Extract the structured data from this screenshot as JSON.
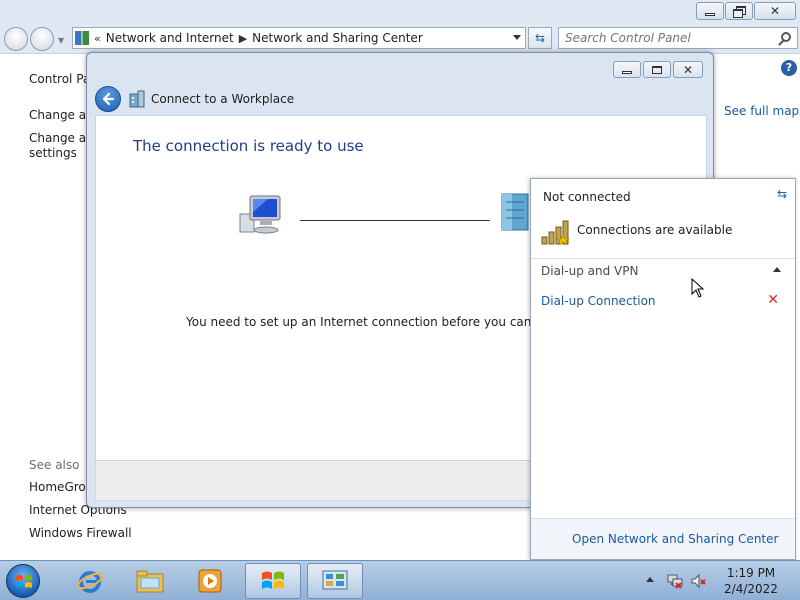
{
  "control_panel": {
    "breadcrumb_chevrons": "«",
    "breadcrumb": [
      "Network and Internet",
      "Network and Sharing Center"
    ],
    "search_placeholder": "Search Control Panel",
    "sidebar_links": [
      "Control Pa",
      "Change ad",
      "Change ad",
      "settings"
    ],
    "see_also_label": "See also",
    "see_also_links": [
      "HomeGrou",
      "Internet Options",
      "Windows Firewall"
    ],
    "see_full_map": "See full map",
    "help_glyph": "?"
  },
  "dialog": {
    "title": "Connect to a Workplace",
    "heading": "The connection is ready to use",
    "message": "You need to set up an Internet connection before you can connec"
  },
  "network_flyout": {
    "status": "Not connected",
    "availability": "Connections are available",
    "section_label": "Dial-up and VPN",
    "connections": [
      {
        "name": "Dial-up Connection",
        "status_icon": "red-x-icon"
      }
    ],
    "open_center_link": "Open Network and Sharing Center"
  },
  "taskbar": {
    "time": "1:19 PM",
    "date": "2/4/2022"
  },
  "colors": {
    "link_blue": "#1a5a9e",
    "heading_blue": "#1e3f8c",
    "error_red": "#d12a2a",
    "taskbar_top": "#b8cde6",
    "taskbar_bottom": "#8fb0d6"
  },
  "icons": [
    "back-arrow-icon",
    "control-panel-icon",
    "search-icon",
    "refresh-icon",
    "computer-icon",
    "server-icon",
    "signal-bars-icon",
    "red-x-icon",
    "help-icon",
    "start-orb-icon",
    "internet-explorer-icon",
    "explorer-folder-icon",
    "media-player-icon",
    "windows-flag-icon",
    "control-panel-taskbar-icon",
    "tray-network-icon",
    "tray-volume-icon"
  ]
}
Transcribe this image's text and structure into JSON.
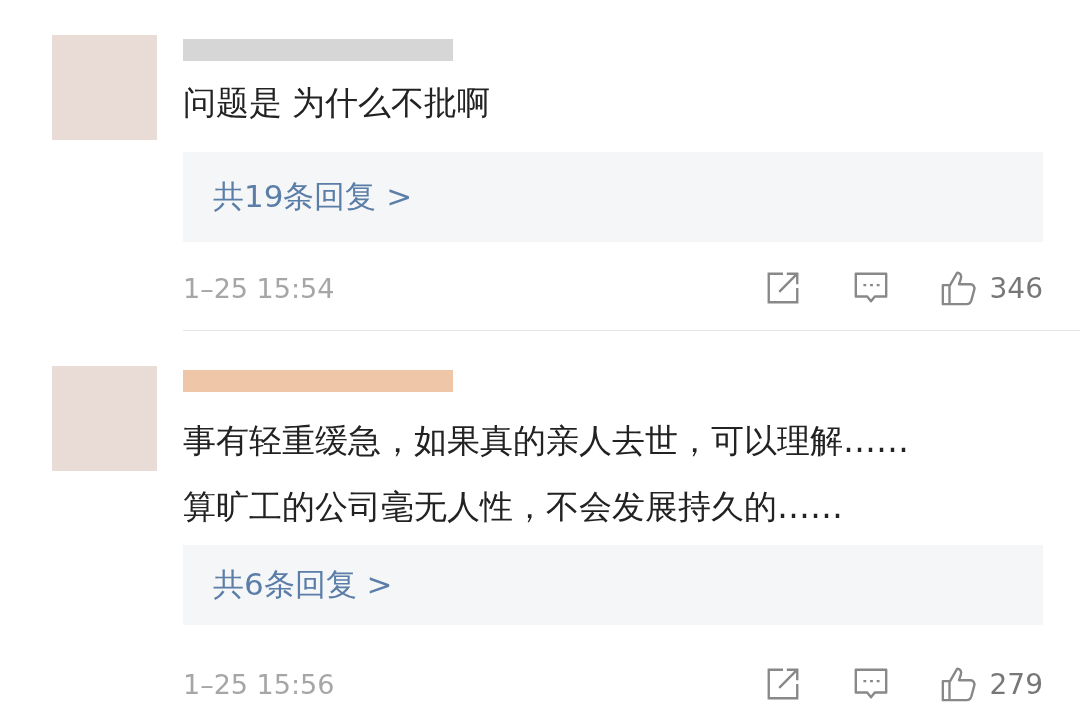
{
  "comments": [
    {
      "text_lines": [
        "问题是 为什么不批啊"
      ],
      "replies_link": "共19条回复 >",
      "time": "1–25 15:54",
      "likes": "346"
    },
    {
      "text_lines": [
        "事有轻重缓急，如果真的亲人去世，可以理解……",
        "算旷工的公司毫无人性，不会发展持久的……"
      ],
      "replies_link": "共6条回复 >",
      "time": "1–25 15:56",
      "likes": "279"
    }
  ]
}
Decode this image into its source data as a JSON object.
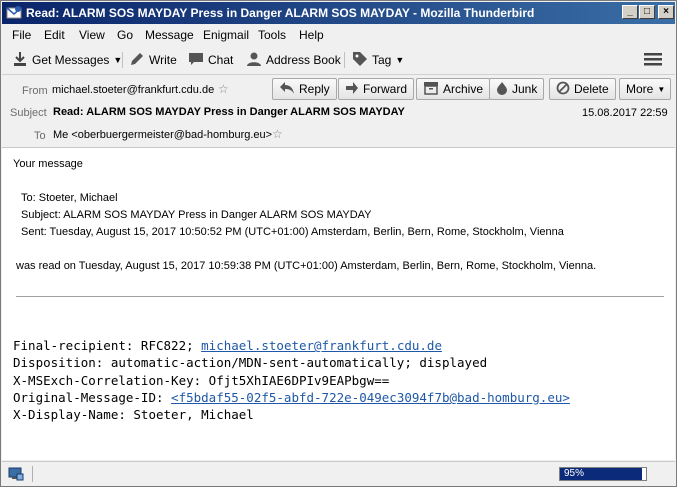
{
  "window": {
    "title": "Read: ALARM SOS MAYDAY Press in Danger ALARM SOS MAYDAY - Mozilla Thunderbird"
  },
  "menu": [
    "File",
    "Edit",
    "View",
    "Go",
    "Message",
    "Enigmail",
    "Tools",
    "Help"
  ],
  "toolbar": {
    "get_messages": "Get Messages",
    "write": "Write",
    "chat": "Chat",
    "address_book": "Address Book",
    "tag": "Tag"
  },
  "header": {
    "from_label": "From",
    "from_value": "michael.stoeter@frankfurt.cdu.de",
    "subject_label": "Subject",
    "subject_value": "Read: ALARM SOS MAYDAY Press in Danger ALARM SOS MAYDAY",
    "to_label": "To",
    "to_value": "Me <oberbuergermeister@bad-homburg.eu>",
    "date": "15.08.2017 22:59",
    "buttons": {
      "reply": "Reply",
      "forward": "Forward",
      "archive": "Archive",
      "junk": "Junk",
      "delete": "Delete",
      "more": "More"
    }
  },
  "body": {
    "intro": "Your message",
    "to_line": "To: Stoeter, Michael",
    "subject_line": "Subject: ALARM SOS MAYDAY Press in Danger ALARM SOS MAYDAY",
    "sent_line": "Sent: Tuesday, August 15, 2017 10:50:52 PM (UTC+01:00) Amsterdam, Berlin, Bern, Rome, Stockholm, Vienna",
    "read_line": "was read on Tuesday, August 15, 2017 10:59:38 PM (UTC+01:00) Amsterdam, Berlin, Bern, Rome, Stockholm, Vienna.",
    "final_recipient_prefix": "Final-recipient: RFC822; ",
    "final_recipient_link": "michael.stoeter@frankfurt.cdu.de",
    "disposition": "Disposition: automatic-action/MDN-sent-automatically; displayed",
    "correlation": "X-MSExch-Correlation-Key: Ofjt5XhIAE6DPIv9EAPbgw==",
    "orig_id_prefix": "Original-Message-ID: ",
    "orig_id_link": "<f5bdaf55-02f5-abfd-722e-049ec3094f7b@bad-homburg.eu>",
    "display_name": "X-Display-Name: Stoeter, Michael"
  },
  "status": {
    "progress_text": "95%",
    "progress_value": 0.95
  },
  "colors": {
    "titlebar": "#0a246a",
    "link": "#1f58a8",
    "progress": "#0b2a7a"
  }
}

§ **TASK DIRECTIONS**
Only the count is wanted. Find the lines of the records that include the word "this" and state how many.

§ **TASK RESPONSE**
3